Ectopic calcification is a frequent complication of many degenerative diseases. Here we identify the serum protein α2–Heremans-Schmid glycoprotein (Ahsg, also known as fetuin-A) as an important inhibitor of ectopic calcification acting on the systemic level. Ahsg-deficient mice are phenotypically normal, but develop severe calcification of various organs on a mineral and vitamin D–rich diet and on a normal diet when the deficiency is combined with a DBA/2 genetic background. This phenotype is not associated with apparent changes in calcium and phosphate homeostasis, but with a decreased inhibitory activity of the Ahsg-deficient extracellular fluid on mineral formation. The same underlying principle may contribute to many calcifying disorders including calciphylaxis, a syndrome of severe systemic calcification in patients with chronic renal failure. Taken together, our data demonstrate a critical role of Ahsg as an inhibitor of unwanted mineralization and provide a novel therapeutic concept to prevent ectopic calcification accompanying various diseases.
Cora Schäfer, Alexander Heiss, Anke Schwarz, Ralf Westenfeld, Markus Ketteler, Jürgen Floege, Werner Müller-Esterl, Thorsten Schinke, Willi Jahnen-Dechent
Hepatic lipase (HL) has a well-established role in lipoprotein metabolism. However, its role in atherosclerosis is poorly understood. Here we demonstrate that HL deficiency raises the proatherogenic apoB-containing lipoprotein levels in plasma but reduces atherosclerosis in lecithin cholesterol acyltransferase (LCAT) transgenic (Tg) mice, similar to results previously observed with HL-deficient apoE-KO mice. These findings suggest that HL has functions that modify atherogenic risk that are separate from its role in lipoprotein metabolism. We used bone marrow transplantation (BMT) to generate apoE-KO and apoE-KO × HL-KO mice, as well as LCAT-Tg and LCAT-Tg × HL-KO mice, chimeric for macrophage HL gene expression.
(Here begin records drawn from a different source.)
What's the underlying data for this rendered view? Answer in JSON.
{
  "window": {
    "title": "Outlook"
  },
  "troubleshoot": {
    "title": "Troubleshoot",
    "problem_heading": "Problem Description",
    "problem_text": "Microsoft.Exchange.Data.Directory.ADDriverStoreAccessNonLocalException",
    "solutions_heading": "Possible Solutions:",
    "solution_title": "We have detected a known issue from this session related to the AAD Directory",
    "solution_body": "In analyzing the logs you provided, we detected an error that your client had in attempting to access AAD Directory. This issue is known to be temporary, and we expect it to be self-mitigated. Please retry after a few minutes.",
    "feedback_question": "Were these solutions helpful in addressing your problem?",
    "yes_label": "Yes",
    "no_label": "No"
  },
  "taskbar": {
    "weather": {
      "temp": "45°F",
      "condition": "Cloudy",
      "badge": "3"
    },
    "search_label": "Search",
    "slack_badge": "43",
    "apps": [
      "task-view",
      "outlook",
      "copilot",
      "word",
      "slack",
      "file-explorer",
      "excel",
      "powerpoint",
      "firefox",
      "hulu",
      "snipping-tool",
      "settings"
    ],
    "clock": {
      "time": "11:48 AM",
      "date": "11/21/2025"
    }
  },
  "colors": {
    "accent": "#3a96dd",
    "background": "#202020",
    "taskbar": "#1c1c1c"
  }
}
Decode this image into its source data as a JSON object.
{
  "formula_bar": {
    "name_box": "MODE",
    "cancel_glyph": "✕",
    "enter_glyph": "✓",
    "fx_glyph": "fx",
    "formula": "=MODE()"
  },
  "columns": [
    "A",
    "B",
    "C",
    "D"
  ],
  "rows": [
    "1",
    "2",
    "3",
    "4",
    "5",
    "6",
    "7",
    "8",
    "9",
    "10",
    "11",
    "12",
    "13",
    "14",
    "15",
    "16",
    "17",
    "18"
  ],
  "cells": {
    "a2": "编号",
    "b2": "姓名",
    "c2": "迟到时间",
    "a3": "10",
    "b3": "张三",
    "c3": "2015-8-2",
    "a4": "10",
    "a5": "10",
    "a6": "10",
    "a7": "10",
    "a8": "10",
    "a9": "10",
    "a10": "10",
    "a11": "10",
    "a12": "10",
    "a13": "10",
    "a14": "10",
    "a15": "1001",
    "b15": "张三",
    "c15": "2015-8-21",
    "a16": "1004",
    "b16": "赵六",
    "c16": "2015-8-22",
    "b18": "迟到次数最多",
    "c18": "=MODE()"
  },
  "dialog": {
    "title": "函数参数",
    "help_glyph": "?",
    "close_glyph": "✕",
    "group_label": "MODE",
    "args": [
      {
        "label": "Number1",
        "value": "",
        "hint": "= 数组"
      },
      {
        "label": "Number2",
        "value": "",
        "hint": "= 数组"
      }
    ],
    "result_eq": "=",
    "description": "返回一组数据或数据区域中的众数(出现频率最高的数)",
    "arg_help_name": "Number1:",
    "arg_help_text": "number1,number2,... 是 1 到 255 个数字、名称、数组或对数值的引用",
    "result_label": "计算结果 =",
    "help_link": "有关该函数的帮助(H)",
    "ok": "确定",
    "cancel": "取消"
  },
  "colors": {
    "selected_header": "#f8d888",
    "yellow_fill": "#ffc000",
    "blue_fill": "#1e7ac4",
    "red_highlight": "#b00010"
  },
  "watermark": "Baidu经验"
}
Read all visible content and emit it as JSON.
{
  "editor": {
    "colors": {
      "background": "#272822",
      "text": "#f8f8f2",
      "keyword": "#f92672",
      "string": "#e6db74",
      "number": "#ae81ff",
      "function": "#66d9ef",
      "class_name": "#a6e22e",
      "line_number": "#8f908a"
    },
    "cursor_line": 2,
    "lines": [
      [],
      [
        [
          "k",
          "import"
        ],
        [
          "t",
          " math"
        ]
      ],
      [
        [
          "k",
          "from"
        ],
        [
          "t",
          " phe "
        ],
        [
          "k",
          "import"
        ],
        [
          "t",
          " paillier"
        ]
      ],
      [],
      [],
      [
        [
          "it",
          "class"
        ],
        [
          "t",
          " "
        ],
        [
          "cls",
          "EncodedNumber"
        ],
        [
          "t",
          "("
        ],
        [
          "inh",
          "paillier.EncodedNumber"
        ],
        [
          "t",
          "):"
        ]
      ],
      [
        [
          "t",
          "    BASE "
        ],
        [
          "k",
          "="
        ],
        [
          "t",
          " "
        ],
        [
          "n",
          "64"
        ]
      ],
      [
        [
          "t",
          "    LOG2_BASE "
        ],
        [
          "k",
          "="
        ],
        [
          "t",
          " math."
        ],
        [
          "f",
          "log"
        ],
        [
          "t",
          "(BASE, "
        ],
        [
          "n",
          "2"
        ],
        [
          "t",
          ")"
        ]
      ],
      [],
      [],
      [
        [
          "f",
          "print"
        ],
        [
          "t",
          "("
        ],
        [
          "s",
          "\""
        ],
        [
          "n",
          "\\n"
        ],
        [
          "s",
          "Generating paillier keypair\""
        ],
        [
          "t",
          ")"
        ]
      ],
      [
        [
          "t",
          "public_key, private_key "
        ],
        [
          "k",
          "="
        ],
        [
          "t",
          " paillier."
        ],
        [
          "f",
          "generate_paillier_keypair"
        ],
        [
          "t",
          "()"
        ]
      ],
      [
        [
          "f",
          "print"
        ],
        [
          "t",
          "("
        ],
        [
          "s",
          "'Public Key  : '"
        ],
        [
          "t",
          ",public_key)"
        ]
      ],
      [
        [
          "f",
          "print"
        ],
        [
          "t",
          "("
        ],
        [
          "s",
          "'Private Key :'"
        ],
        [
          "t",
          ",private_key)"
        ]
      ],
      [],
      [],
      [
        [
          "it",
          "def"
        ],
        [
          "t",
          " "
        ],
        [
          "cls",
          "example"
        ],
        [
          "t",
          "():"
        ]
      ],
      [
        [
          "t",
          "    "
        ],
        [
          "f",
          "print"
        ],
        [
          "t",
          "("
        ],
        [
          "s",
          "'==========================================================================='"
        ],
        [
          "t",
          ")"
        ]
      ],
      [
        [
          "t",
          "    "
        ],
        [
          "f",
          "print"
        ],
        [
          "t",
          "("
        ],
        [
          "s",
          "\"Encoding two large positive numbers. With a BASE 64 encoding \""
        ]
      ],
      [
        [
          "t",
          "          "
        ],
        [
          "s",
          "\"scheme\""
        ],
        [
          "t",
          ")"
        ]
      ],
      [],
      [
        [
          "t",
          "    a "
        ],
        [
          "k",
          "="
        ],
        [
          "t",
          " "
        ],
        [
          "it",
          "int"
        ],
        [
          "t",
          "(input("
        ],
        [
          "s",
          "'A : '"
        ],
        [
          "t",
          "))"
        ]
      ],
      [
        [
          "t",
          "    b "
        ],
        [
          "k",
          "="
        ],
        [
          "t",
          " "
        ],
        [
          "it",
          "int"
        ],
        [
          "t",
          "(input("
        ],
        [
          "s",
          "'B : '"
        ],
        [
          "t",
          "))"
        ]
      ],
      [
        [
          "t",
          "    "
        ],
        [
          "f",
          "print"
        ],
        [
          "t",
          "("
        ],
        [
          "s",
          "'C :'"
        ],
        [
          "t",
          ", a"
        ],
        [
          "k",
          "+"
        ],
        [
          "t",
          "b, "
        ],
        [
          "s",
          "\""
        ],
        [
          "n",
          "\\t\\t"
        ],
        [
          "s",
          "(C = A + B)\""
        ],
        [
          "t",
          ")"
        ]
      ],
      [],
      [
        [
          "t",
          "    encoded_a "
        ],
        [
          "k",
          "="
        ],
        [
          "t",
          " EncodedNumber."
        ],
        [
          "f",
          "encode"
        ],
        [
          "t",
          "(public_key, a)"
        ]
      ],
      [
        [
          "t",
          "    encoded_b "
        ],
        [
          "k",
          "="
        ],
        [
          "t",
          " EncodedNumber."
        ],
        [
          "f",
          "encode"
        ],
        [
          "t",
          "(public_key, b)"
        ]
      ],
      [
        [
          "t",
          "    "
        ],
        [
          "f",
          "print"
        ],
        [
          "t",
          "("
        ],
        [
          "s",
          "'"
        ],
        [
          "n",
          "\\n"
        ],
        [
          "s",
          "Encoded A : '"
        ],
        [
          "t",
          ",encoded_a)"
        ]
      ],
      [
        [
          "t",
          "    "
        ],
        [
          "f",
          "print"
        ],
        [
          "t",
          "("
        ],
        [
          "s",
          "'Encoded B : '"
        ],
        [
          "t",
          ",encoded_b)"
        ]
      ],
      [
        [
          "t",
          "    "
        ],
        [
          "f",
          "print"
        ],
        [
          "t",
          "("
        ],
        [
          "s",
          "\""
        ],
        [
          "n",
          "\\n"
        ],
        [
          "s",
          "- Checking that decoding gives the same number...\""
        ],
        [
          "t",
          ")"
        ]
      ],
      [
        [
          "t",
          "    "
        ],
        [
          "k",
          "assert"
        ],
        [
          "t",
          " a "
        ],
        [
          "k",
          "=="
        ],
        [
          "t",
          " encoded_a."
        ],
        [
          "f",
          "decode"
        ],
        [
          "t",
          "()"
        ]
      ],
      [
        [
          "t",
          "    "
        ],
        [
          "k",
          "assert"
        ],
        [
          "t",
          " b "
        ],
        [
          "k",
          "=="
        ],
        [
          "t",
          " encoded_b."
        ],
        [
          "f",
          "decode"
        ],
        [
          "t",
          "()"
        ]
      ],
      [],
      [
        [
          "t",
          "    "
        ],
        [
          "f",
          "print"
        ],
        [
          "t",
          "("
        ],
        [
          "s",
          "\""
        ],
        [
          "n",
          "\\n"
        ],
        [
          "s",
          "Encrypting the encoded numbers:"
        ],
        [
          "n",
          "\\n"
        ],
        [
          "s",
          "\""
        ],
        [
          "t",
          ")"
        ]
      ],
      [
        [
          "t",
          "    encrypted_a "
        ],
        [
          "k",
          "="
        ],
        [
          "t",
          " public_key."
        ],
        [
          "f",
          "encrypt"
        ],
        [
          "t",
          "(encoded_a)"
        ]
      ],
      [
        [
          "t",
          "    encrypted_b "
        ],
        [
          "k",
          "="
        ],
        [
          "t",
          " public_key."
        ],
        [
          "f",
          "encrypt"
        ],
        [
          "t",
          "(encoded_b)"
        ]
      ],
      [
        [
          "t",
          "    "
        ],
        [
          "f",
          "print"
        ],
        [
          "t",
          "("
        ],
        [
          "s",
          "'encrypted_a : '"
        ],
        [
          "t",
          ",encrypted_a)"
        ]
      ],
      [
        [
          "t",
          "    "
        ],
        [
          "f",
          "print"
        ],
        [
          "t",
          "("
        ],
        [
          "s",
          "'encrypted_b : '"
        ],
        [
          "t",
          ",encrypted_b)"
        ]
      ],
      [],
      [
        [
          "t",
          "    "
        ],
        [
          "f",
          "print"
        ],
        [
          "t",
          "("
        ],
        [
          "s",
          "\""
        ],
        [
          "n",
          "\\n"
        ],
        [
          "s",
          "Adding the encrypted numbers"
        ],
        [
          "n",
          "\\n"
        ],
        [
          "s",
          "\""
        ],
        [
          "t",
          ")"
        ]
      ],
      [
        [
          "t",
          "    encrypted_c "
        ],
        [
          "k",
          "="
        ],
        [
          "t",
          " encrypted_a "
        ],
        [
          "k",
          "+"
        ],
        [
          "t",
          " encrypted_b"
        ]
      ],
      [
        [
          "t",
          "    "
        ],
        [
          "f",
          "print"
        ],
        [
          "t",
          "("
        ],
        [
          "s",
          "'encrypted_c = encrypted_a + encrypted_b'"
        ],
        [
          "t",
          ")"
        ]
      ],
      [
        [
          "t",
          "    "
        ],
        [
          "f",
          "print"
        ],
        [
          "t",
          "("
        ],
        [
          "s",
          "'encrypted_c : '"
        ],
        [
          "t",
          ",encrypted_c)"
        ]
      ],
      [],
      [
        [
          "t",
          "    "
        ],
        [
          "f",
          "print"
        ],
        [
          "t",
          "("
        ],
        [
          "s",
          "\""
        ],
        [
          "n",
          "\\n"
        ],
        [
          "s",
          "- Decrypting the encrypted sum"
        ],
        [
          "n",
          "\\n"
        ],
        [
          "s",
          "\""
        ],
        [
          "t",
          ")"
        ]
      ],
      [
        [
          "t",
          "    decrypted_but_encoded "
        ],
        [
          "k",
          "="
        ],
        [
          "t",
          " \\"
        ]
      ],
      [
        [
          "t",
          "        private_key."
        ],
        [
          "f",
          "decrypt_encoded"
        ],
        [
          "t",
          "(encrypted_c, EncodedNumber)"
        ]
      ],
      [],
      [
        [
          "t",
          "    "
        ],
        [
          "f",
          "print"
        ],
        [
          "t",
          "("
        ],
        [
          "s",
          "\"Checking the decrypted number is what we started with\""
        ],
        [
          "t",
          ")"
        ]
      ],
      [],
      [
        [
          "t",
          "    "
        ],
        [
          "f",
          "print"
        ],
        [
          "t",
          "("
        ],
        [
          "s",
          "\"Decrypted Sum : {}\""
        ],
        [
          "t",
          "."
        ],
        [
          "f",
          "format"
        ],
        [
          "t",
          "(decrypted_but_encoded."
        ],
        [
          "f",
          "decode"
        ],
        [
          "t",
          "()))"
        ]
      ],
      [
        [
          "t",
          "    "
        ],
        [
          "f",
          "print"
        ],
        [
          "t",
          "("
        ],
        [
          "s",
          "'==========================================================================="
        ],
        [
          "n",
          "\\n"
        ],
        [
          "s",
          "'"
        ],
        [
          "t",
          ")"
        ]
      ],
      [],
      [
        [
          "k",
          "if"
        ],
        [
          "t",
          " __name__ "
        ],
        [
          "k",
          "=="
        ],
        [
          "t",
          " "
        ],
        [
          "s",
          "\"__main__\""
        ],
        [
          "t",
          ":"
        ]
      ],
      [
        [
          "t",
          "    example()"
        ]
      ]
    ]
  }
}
Using in situ RNA hybridization, we demonstrated localized production of HL by donor macrophages in the artery wall. We found that expression of HL by macrophages enhances early aortic lesion formation in both apoE-KO and LCAT-Tg mice, without changing the plasma lipid profile, lipoprotein lipid composition, or HL and lipoprotein lipase activities. HL does, however, enhance oxidized LDL uptake by peritoneal macrophages. These combined data demonstrate that macrophage-derived HL significantly contributes to early aortic lesion formation in two independent mouse models and identify a novel mechanism, separable from the role of HL in plasma lipoprotein metabolism, by which HL modulates atherogenic risk in vivo.
Zengxuan Nong, Herminia González-Navarro, Marcelo Amar, Lita Freeman, Catherine Knapper, Edward B. Neufeld, Beverly J. Paigen, Robert F. Hoyt, Jamila Fruchart-Najib, Silvia Santamarina-Fojo